**ASSIGNED TASK:**
The answer should be one number, the count of lines in the data with "Output".

BEGIN DATA SUPPLIED

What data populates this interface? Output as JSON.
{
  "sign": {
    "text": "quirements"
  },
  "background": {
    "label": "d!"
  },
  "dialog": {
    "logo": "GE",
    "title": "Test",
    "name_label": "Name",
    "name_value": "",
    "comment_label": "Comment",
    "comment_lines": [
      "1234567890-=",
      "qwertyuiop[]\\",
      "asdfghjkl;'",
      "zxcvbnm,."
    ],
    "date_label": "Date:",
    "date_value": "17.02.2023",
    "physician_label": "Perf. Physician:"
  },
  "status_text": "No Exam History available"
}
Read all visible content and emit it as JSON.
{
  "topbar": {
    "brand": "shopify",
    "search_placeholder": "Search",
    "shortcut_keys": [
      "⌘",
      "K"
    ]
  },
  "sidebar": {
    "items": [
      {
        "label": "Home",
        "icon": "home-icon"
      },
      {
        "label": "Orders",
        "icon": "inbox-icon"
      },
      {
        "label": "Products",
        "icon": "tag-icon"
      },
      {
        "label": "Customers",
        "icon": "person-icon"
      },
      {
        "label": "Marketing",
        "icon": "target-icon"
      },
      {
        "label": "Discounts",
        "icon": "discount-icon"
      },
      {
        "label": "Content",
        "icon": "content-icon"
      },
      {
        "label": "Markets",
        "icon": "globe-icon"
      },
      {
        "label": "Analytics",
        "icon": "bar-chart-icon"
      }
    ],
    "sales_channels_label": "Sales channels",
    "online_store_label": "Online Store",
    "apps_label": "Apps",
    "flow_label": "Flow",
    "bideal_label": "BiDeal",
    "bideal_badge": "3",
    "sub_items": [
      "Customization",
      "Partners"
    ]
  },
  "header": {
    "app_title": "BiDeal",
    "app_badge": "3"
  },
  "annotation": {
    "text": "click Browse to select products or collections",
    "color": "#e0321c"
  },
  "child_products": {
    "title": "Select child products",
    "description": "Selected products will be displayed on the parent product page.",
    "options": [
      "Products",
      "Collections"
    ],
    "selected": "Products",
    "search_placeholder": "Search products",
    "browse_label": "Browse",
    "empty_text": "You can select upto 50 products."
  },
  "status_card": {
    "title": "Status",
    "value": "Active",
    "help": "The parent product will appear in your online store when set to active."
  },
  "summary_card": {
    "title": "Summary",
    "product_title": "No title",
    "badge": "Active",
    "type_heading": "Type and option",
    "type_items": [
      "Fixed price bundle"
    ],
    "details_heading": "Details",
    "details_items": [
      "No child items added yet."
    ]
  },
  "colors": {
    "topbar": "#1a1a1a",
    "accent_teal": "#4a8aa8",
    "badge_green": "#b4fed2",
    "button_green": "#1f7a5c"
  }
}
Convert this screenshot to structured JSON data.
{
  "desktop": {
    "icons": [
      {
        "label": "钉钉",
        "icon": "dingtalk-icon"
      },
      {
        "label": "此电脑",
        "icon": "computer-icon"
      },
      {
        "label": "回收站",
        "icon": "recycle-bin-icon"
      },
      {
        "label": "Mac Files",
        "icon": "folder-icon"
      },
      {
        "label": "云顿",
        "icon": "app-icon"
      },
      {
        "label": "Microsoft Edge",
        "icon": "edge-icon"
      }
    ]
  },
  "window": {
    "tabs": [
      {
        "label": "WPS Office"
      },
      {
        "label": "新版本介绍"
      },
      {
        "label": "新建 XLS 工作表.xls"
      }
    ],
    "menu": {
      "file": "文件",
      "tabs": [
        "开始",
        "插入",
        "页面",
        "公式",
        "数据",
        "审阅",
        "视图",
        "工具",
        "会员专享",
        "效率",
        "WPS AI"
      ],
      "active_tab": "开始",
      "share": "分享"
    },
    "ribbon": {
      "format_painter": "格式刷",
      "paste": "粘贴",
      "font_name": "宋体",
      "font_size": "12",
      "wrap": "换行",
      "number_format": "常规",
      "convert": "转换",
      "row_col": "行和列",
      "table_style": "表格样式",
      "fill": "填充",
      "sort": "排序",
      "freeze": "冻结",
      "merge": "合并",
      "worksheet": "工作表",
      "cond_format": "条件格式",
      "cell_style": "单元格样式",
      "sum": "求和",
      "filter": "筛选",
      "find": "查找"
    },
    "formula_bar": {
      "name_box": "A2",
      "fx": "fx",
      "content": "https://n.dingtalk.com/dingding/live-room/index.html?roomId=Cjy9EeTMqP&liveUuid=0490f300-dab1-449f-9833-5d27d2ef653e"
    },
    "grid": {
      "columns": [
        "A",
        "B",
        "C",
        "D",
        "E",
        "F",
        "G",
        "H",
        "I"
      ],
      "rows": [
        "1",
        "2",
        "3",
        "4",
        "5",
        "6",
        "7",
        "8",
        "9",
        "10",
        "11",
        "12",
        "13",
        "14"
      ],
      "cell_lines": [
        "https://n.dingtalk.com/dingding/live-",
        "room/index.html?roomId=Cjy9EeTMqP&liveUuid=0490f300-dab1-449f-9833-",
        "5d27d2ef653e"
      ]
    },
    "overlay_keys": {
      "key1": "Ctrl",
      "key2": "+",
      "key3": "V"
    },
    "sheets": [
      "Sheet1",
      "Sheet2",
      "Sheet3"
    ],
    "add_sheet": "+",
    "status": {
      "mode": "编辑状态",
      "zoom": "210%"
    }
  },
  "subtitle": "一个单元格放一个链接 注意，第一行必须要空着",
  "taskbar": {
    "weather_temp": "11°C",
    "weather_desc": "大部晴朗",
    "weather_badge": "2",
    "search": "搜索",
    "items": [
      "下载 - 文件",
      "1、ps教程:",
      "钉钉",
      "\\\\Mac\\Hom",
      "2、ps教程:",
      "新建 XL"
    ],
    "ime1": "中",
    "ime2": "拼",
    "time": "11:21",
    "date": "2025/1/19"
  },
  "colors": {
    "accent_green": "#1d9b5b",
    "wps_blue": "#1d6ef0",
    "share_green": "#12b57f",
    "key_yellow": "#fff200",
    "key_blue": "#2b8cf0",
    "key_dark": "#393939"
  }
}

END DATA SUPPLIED
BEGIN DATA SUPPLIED

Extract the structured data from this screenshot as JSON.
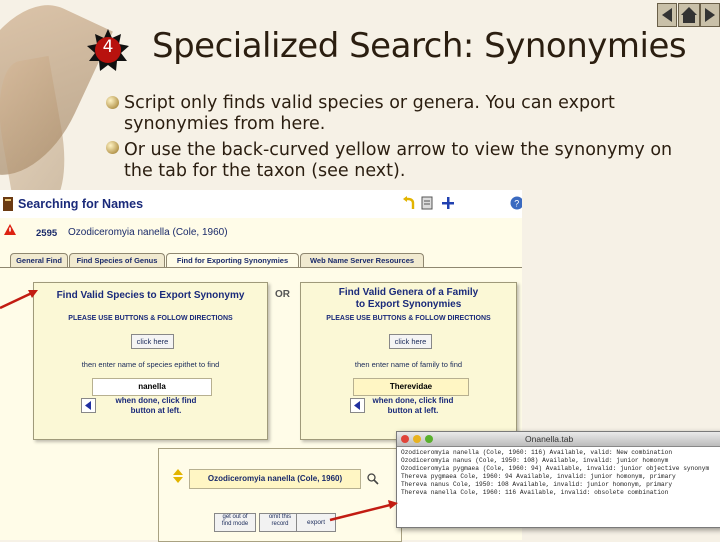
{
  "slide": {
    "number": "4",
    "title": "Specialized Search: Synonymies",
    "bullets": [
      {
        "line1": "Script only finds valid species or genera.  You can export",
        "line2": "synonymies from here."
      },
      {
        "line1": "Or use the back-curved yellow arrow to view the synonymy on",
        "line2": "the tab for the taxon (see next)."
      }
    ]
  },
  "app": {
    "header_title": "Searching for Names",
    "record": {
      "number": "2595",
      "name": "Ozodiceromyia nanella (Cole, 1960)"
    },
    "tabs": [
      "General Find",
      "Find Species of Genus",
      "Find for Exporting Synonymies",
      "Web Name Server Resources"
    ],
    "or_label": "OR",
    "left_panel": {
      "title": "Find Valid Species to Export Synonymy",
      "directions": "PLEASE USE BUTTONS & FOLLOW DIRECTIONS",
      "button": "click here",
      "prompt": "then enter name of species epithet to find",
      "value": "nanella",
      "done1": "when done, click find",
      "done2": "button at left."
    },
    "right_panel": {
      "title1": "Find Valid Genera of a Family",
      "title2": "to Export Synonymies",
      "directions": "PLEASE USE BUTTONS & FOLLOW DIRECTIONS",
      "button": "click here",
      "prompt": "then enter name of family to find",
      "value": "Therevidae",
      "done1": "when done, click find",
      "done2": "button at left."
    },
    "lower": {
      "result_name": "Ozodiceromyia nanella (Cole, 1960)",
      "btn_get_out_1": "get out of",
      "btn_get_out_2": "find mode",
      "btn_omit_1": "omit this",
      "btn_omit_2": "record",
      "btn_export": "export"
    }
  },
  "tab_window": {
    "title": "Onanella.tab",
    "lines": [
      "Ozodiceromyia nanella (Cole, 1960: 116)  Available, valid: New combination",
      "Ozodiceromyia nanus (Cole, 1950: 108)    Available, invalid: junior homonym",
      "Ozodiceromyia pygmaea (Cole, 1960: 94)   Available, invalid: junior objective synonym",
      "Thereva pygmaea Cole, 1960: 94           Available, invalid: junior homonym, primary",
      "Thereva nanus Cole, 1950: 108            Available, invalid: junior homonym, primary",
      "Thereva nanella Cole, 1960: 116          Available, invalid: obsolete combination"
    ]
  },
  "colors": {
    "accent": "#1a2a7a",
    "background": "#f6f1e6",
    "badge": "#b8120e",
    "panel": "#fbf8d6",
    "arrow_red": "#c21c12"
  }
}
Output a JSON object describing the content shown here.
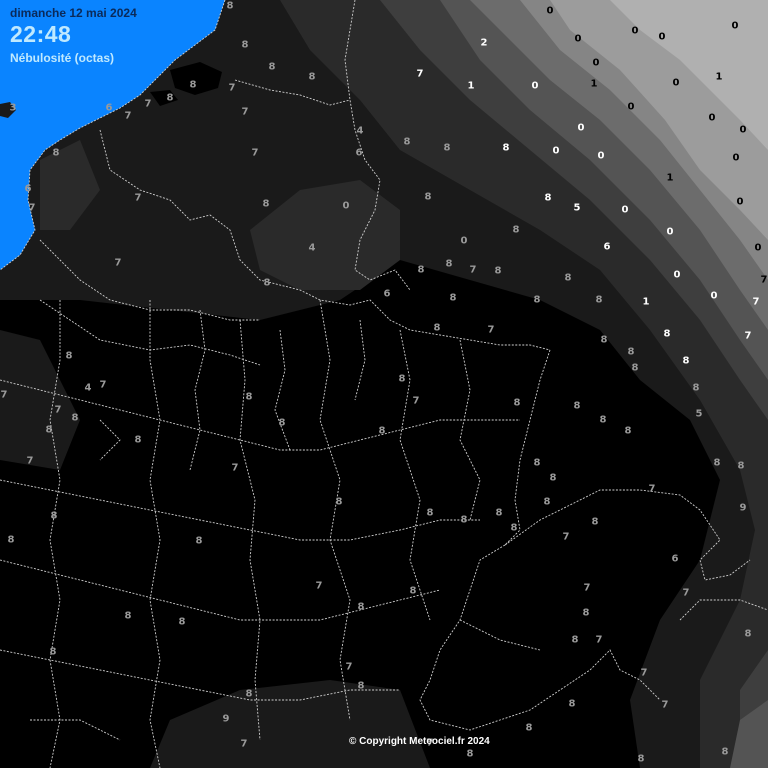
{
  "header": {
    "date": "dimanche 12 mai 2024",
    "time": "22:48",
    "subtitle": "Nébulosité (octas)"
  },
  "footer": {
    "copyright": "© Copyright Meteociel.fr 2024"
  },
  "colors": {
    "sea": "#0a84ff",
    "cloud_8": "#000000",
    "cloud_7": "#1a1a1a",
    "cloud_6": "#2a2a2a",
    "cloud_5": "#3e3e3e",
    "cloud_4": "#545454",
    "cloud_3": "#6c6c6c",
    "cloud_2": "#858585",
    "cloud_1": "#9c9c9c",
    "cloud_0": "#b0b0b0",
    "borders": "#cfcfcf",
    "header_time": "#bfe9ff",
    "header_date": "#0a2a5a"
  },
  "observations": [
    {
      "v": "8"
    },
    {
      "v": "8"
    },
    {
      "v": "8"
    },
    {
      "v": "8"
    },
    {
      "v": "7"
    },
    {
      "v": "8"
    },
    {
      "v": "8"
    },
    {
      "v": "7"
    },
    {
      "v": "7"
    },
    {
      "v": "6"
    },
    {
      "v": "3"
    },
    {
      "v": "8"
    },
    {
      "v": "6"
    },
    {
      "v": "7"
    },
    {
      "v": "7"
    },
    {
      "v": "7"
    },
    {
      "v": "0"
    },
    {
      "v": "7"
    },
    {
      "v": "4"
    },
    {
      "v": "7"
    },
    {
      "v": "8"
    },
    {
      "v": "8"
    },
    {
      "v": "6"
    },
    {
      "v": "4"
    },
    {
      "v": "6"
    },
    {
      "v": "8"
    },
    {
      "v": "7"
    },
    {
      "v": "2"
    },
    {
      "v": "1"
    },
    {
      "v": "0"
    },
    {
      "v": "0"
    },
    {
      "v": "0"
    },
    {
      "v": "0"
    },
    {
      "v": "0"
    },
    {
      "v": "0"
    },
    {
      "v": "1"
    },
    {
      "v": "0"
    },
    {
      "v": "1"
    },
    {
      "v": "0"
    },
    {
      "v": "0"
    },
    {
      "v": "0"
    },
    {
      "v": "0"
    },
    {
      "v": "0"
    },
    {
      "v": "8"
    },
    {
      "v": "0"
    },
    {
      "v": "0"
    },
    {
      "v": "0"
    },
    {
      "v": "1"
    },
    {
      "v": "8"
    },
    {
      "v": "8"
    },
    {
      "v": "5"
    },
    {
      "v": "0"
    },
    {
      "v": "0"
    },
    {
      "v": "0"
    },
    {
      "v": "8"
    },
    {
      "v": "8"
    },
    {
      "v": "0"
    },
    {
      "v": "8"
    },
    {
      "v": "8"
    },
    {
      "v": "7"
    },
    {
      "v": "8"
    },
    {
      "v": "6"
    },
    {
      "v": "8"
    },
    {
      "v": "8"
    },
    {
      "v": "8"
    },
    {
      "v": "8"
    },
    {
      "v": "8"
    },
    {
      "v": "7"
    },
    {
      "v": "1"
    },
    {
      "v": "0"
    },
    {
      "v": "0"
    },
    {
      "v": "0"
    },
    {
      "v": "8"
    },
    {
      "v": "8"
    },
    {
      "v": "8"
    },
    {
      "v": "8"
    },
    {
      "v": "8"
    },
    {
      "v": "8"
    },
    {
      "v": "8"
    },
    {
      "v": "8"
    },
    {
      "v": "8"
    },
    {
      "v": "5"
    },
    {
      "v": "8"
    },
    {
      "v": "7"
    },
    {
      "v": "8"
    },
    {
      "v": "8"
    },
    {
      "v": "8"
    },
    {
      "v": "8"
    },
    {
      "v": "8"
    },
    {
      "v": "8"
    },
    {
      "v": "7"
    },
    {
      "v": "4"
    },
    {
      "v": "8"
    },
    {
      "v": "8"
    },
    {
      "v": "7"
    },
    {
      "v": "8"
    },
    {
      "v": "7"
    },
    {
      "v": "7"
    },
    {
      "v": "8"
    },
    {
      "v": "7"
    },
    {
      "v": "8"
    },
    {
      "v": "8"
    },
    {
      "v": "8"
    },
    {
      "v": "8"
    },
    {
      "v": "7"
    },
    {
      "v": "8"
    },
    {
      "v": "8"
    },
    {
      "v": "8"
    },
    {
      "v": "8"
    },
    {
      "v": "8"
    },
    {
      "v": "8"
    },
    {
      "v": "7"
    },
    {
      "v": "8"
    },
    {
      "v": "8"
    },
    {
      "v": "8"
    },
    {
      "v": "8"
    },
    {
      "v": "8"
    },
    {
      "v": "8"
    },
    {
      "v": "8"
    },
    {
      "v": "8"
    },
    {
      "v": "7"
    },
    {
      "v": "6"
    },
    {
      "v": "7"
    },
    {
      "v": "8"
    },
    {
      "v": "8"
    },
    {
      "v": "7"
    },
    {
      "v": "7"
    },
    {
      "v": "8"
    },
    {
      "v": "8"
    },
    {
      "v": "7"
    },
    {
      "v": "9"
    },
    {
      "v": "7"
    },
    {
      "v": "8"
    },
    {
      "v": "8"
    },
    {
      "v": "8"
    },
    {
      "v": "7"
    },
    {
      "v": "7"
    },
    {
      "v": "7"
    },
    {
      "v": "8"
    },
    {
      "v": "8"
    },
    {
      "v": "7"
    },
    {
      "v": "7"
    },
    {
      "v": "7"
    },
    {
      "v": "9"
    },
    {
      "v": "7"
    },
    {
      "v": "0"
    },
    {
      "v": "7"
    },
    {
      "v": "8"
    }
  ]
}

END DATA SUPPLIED

**RESULT:**
2